Data about app and page elements:
╭──

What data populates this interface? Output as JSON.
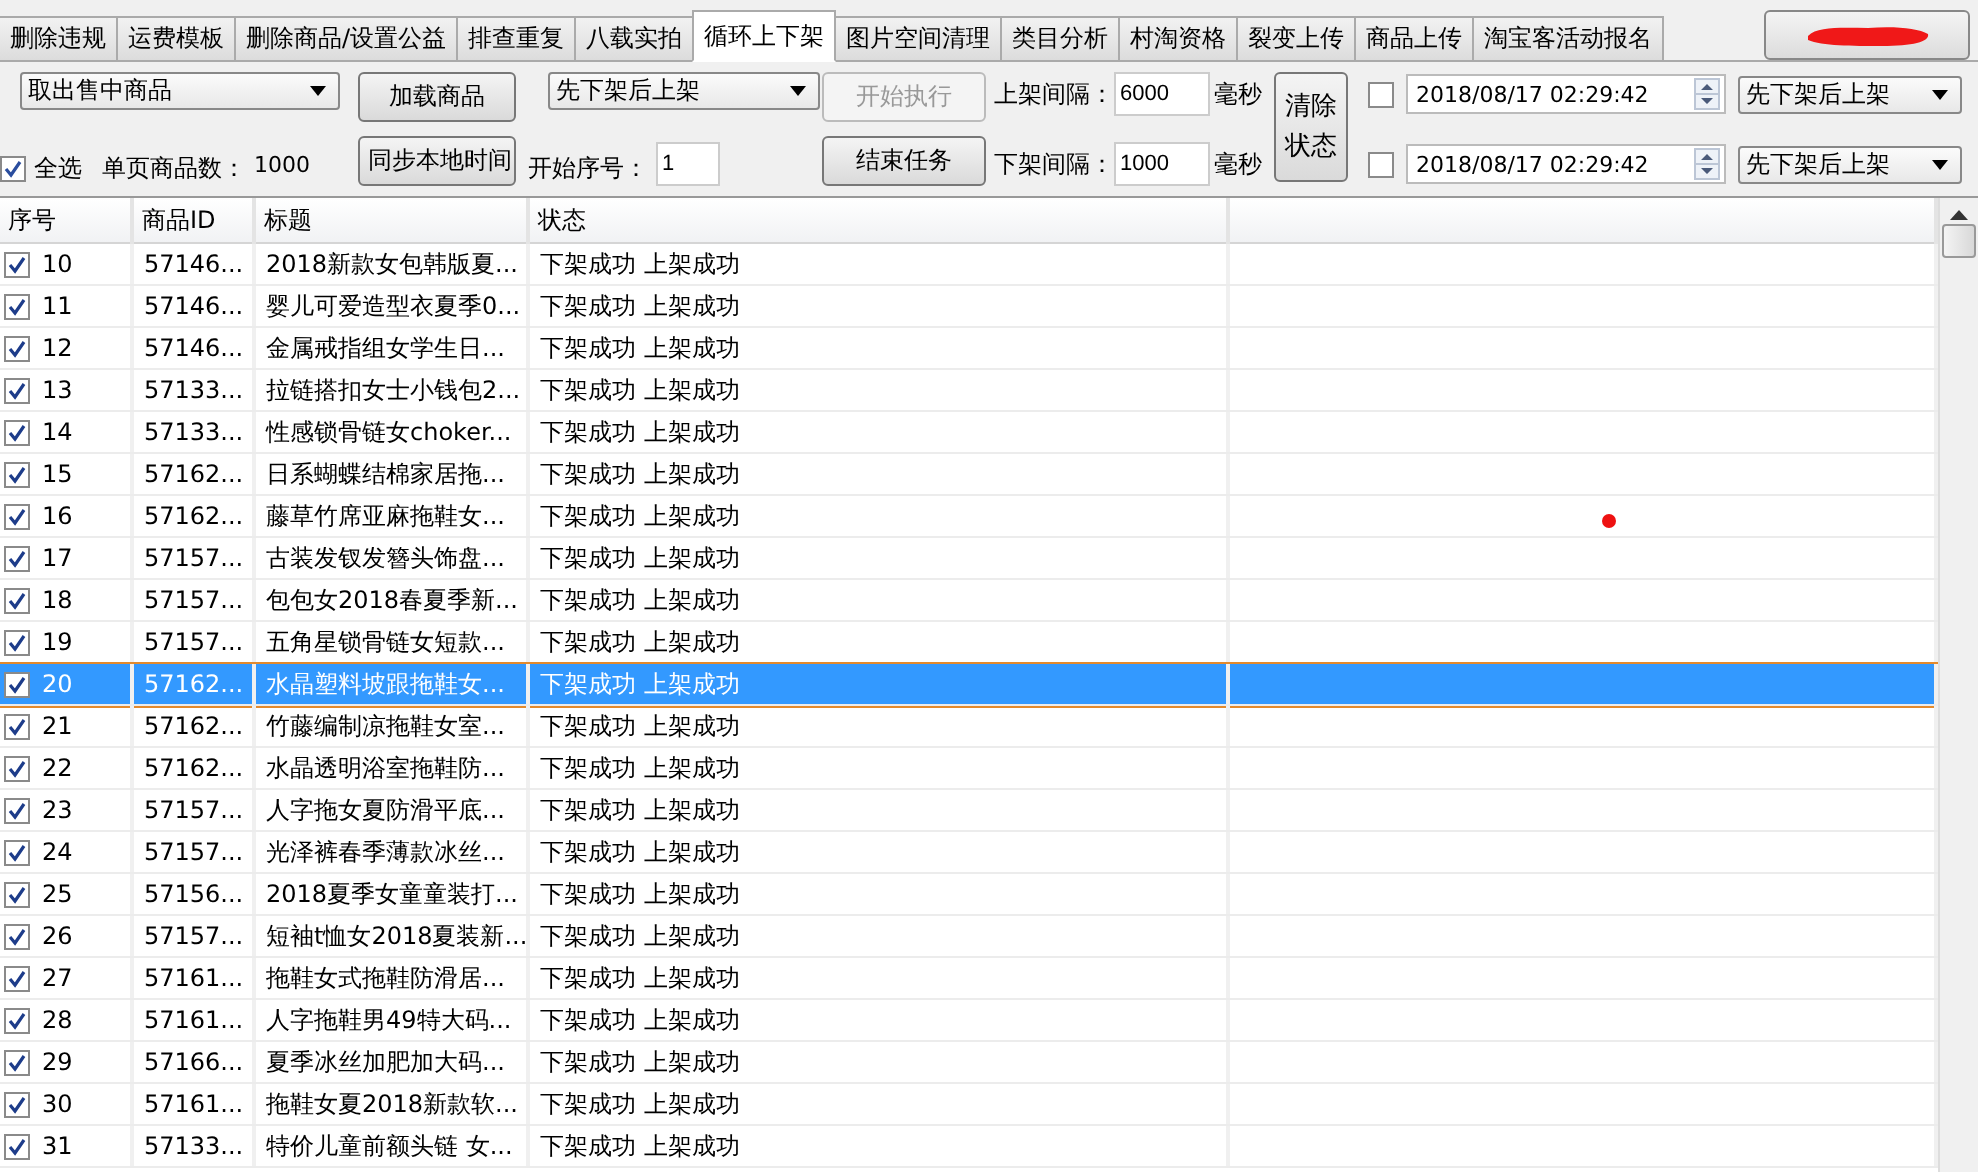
{
  "tabs": [
    {
      "label": "删除违规",
      "selected": false
    },
    {
      "label": "运费模板",
      "selected": false
    },
    {
      "label": "删除商品/设置公益",
      "selected": false
    },
    {
      "label": "排查重复",
      "selected": false
    },
    {
      "label": "八载实拍",
      "selected": false
    },
    {
      "label": "循环上下架",
      "selected": true
    },
    {
      "label": "图片空间清理",
      "selected": false
    },
    {
      "label": "类目分析",
      "selected": false
    },
    {
      "label": "村淘资格",
      "selected": false
    },
    {
      "label": "裂变上传",
      "selected": false
    },
    {
      "label": "商品上传",
      "selected": false
    },
    {
      "label": "淘宝客活动报名",
      "selected": false
    }
  ],
  "account_button": {
    "redacted": true
  },
  "controls": {
    "source_dropdown": "取出售中商品",
    "select_all": {
      "label": "全选",
      "checked": true
    },
    "page_count_label": "单页商品数：",
    "page_count": "1000",
    "load_button": "加载商品",
    "sync_time_button": "同步本地时间",
    "mode_dropdown": "先下架后上架",
    "start_index_label": "开始序号：",
    "start_index": "1",
    "start_button": {
      "label": "开始执行",
      "disabled": true
    },
    "stop_button": {
      "label": "结束任务",
      "disabled": false
    },
    "listing_interval": {
      "label": "上架间隔：",
      "value": "6000",
      "unit": "毫秒"
    },
    "delisting_interval": {
      "label": "下架间隔：",
      "value": "1000",
      "unit": "毫秒"
    },
    "clear_button": "清除状态",
    "schedules": [
      {
        "checked": false,
        "datetime": "2018/08/17 02:29:42",
        "mode": "先下架后上架"
      },
      {
        "checked": false,
        "datetime": "2018/08/17 02:29:42",
        "mode": "先下架后上架"
      }
    ]
  },
  "table": {
    "columns": [
      "序号",
      "商品ID",
      "标题",
      "状态"
    ],
    "rows": [
      {
        "checked": true,
        "index": "10",
        "id": "57146...",
        "title": "2018新款女包韩版夏...",
        "status": "下架成功 上架成功",
        "selected": false
      },
      {
        "checked": true,
        "index": "11",
        "id": "57146...",
        "title": "婴儿可爱造型衣夏季0...",
        "status": "下架成功 上架成功",
        "selected": false
      },
      {
        "checked": true,
        "index": "12",
        "id": "57146...",
        "title": "金属戒指组女学生日...",
        "status": "下架成功 上架成功",
        "selected": false
      },
      {
        "checked": true,
        "index": "13",
        "id": "57133...",
        "title": "拉链搭扣女士小钱包2...",
        "status": "下架成功 上架成功",
        "selected": false
      },
      {
        "checked": true,
        "index": "14",
        "id": "57133...",
        "title": "性感锁骨链女choker...",
        "status": "下架成功 上架成功",
        "selected": false
      },
      {
        "checked": true,
        "index": "15",
        "id": "57162...",
        "title": "日系蝴蝶结棉家居拖...",
        "status": "下架成功 上架成功",
        "selected": false
      },
      {
        "checked": true,
        "index": "16",
        "id": "57162...",
        "title": "藤草竹席亚麻拖鞋女...",
        "status": "下架成功 上架成功",
        "selected": false
      },
      {
        "checked": true,
        "index": "17",
        "id": "57157...",
        "title": "古装发钗发簪头饰盘...",
        "status": "下架成功 上架成功",
        "selected": false
      },
      {
        "checked": true,
        "index": "18",
        "id": "57157...",
        "title": "包包女2018春夏季新...",
        "status": "下架成功 上架成功",
        "selected": false
      },
      {
        "checked": true,
        "index": "19",
        "id": "57157...",
        "title": "五角星锁骨链女短款...",
        "status": "下架成功 上架成功",
        "selected": false
      },
      {
        "checked": true,
        "index": "20",
        "id": "57162...",
        "title": "水晶塑料坡跟拖鞋女...",
        "status": "下架成功 上架成功",
        "selected": true
      },
      {
        "checked": true,
        "index": "21",
        "id": "57162...",
        "title": "竹藤编制凉拖鞋女室...",
        "status": "下架成功 上架成功",
        "selected": false
      },
      {
        "checked": true,
        "index": "22",
        "id": "57162...",
        "title": "水晶透明浴室拖鞋防...",
        "status": "下架成功 上架成功",
        "selected": false
      },
      {
        "checked": true,
        "index": "23",
        "id": "57157...",
        "title": "人字拖女夏防滑平底...",
        "status": "下架成功 上架成功",
        "selected": false
      },
      {
        "checked": true,
        "index": "24",
        "id": "57157...",
        "title": "光泽裤春季薄款冰丝...",
        "status": "下架成功 上架成功",
        "selected": false
      },
      {
        "checked": true,
        "index": "25",
        "id": "57156...",
        "title": "2018夏季女童童装打...",
        "status": "下架成功 上架成功",
        "selected": false
      },
      {
        "checked": true,
        "index": "26",
        "id": "57157...",
        "title": "短袖t恤女2018夏装新...",
        "status": "下架成功 上架成功",
        "selected": false
      },
      {
        "checked": true,
        "index": "27",
        "id": "57161...",
        "title": "拖鞋女式拖鞋防滑居...",
        "status": "下架成功 上架成功",
        "selected": false
      },
      {
        "checked": true,
        "index": "28",
        "id": "57161...",
        "title": "人字拖鞋男49特大码...",
        "status": "下架成功 上架成功",
        "selected": false
      },
      {
        "checked": true,
        "index": "29",
        "id": "57166...",
        "title": "夏季冰丝加肥加大码...",
        "status": "下架成功 上架成功",
        "selected": false
      },
      {
        "checked": true,
        "index": "30",
        "id": "57161...",
        "title": "拖鞋女夏2018新款软...",
        "status": "下架成功 上架成功",
        "selected": false
      },
      {
        "checked": true,
        "index": "31",
        "id": "57133...",
        "title": "特价儿童前额头链 女...",
        "status": "下架成功 上架成功",
        "selected": false
      }
    ]
  },
  "cursor_dot": {
    "shown": true
  }
}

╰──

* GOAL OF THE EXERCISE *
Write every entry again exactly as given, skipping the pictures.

* SOLUTION BELOW *
What data populates this interface? Output as JSON.
{
  "tabs": [
    {
      "label": "删除违规",
      "selected": false
    },
    {
      "label": "运费模板",
      "selected": false
    },
    {
      "label": "删除商品/设置公益",
      "selected": false
    },
    {
      "label": "排查重复",
      "selected": false
    },
    {
      "label": "八载实拍",
      "selected": false
    },
    {
      "label": "循环上下架",
      "selected": true
    },
    {
      "label": "图片空间清理",
      "selected": false
    },
    {
      "label": "类目分析",
      "selected": false
    },
    {
      "label": "村淘资格",
      "selected": false
    },
    {
      "label": "裂变上传",
      "selected": false
    },
    {
      "label": "商品上传",
      "selected": false
    },
    {
      "label": "淘宝客活动报名",
      "selected": false
    }
  ],
  "account_button": {
    "redacted": true
  },
  "controls": {
    "source_dropdown": "取出售中商品",
    "select_all": {
      "label": "全选",
      "checked": true
    },
    "page_count_label": "单页商品数：",
    "page_count": "1000",
    "load_button": "加载商品",
    "sync_time_button": "同步本地时间",
    "mode_dropdown": "先下架后上架",
    "start_index_label": "开始序号：",
    "start_index": "1",
    "start_button": {
      "label": "开始执行",
      "disabled": true
    },
    "stop_button": {
      "label": "结束任务",
      "disabled": false
    },
    "listing_interval": {
      "label": "上架间隔：",
      "value": "6000",
      "unit": "毫秒"
    },
    "delisting_interval": {
      "label": "下架间隔：",
      "value": "1000",
      "unit": "毫秒"
    },
    "clear_button": "清除状态",
    "schedules": [
      {
        "checked": false,
        "datetime": "2018/08/17 02:29:42",
        "mode": "先下架后上架"
      },
      {
        "checked": false,
        "datetime": "2018/08/17 02:29:42",
        "mode": "先下架后上架"
      }
    ]
  },
  "table": {
    "columns": [
      "序号",
      "商品ID",
      "标题",
      "状态"
    ],
    "rows": [
      {
        "checked": true,
        "index": "10",
        "id": "57146...",
        "title": "2018新款女包韩版夏...",
        "status": "下架成功 上架成功",
        "selected": false
      },
      {
        "checked": true,
        "index": "11",
        "id": "57146...",
        "title": "婴儿可爱造型衣夏季0...",
        "status": "下架成功 上架成功",
        "selected": false
      },
      {
        "checked": true,
        "index": "12",
        "id": "57146...",
        "title": "金属戒指组女学生日...",
        "status": "下架成功 上架成功",
        "selected": false
      },
      {
        "checked": true,
        "index": "13",
        "id": "57133...",
        "title": "拉链搭扣女士小钱包2...",
        "status": "下架成功 上架成功",
        "selected": false
      },
      {
        "checked": true,
        "index": "14",
        "id": "57133...",
        "title": "性感锁骨链女choker...",
        "status": "下架成功 上架成功",
        "selected": false
      },
      {
        "checked": true,
        "index": "15",
        "id": "57162...",
        "title": "日系蝴蝶结棉家居拖...",
        "status": "下架成功 上架成功",
        "selected": false
      },
      {
        "checked": true,
        "index": "16",
        "id": "57162...",
        "title": "藤草竹席亚麻拖鞋女...",
        "status": "下架成功 上架成功",
        "selected": false
      },
      {
        "checked": true,
        "index": "17",
        "id": "57157...",
        "title": "古装发钗发簪头饰盘...",
        "status": "下架成功 上架成功",
        "selected": false
      },
      {
        "checked": true,
        "index": "18",
        "id": "57157...",
        "title": "包包女2018春夏季新...",
        "status": "下架成功 上架成功",
        "selected": false
      },
      {
        "checked": true,
        "index": "19",
        "id": "57157...",
        "title": "五角星锁骨链女短款...",
        "status": "下架成功 上架成功",
        "selected": false
      },
      {
        "checked": true,
        "index": "20",
        "id": "57162...",
        "title": "水晶塑料坡跟拖鞋女...",
        "status": "下架成功 上架成功",
        "selected": true
      },
      {
        "checked": true,
        "index": "21",
        "id": "57162...",
        "title": "竹藤编制凉拖鞋女室...",
        "status": "下架成功 上架成功",
        "selected": false
      },
      {
        "checked": true,
        "index": "22",
        "id": "57162...",
        "title": "水晶透明浴室拖鞋防...",
        "status": "下架成功 上架成功",
        "selected": false
      },
      {
        "checked": true,
        "index": "23",
        "id": "57157...",
        "title": "人字拖女夏防滑平底...",
        "status": "下架成功 上架成功",
        "selected": false
      },
      {
        "checked": true,
        "index": "24",
        "id": "57157...",
        "title": "光泽裤春季薄款冰丝...",
        "status": "下架成功 上架成功",
        "selected": false
      },
      {
        "checked": true,
        "index": "25",
        "id": "57156...",
        "title": "2018夏季女童童装打...",
        "status": "下架成功 上架成功",
        "selected": false
      },
      {
        "checked": true,
        "index": "26",
        "id": "57157...",
        "title": "短袖t恤女2018夏装新...",
        "status": "下架成功 上架成功",
        "selected": false
      },
      {
        "checked": true,
        "index": "27",
        "id": "57161...",
        "title": "拖鞋女式拖鞋防滑居...",
        "status": "下架成功 上架成功",
        "selected": false
      },
      {
        "checked": true,
        "index": "28",
        "id": "57161...",
        "title": "人字拖鞋男49特大码...",
        "status": "下架成功 上架成功",
        "selected": false
      },
      {
        "checked": true,
        "index": "29",
        "id": "57166...",
        "title": "夏季冰丝加肥加大码...",
        "status": "下架成功 上架成功",
        "selected": false
      },
      {
        "checked": true,
        "index": "30",
        "id": "57161...",
        "title": "拖鞋女夏2018新款软...",
        "status": "下架成功 上架成功",
        "selected": false
      },
      {
        "checked": true,
        "index": "31",
        "id": "57133...",
        "title": "特价儿童前额头链 女...",
        "status": "下架成功 上架成功",
        "selected": false
      }
    ]
  },
  "cursor_dot": {
    "shown": true
  }
}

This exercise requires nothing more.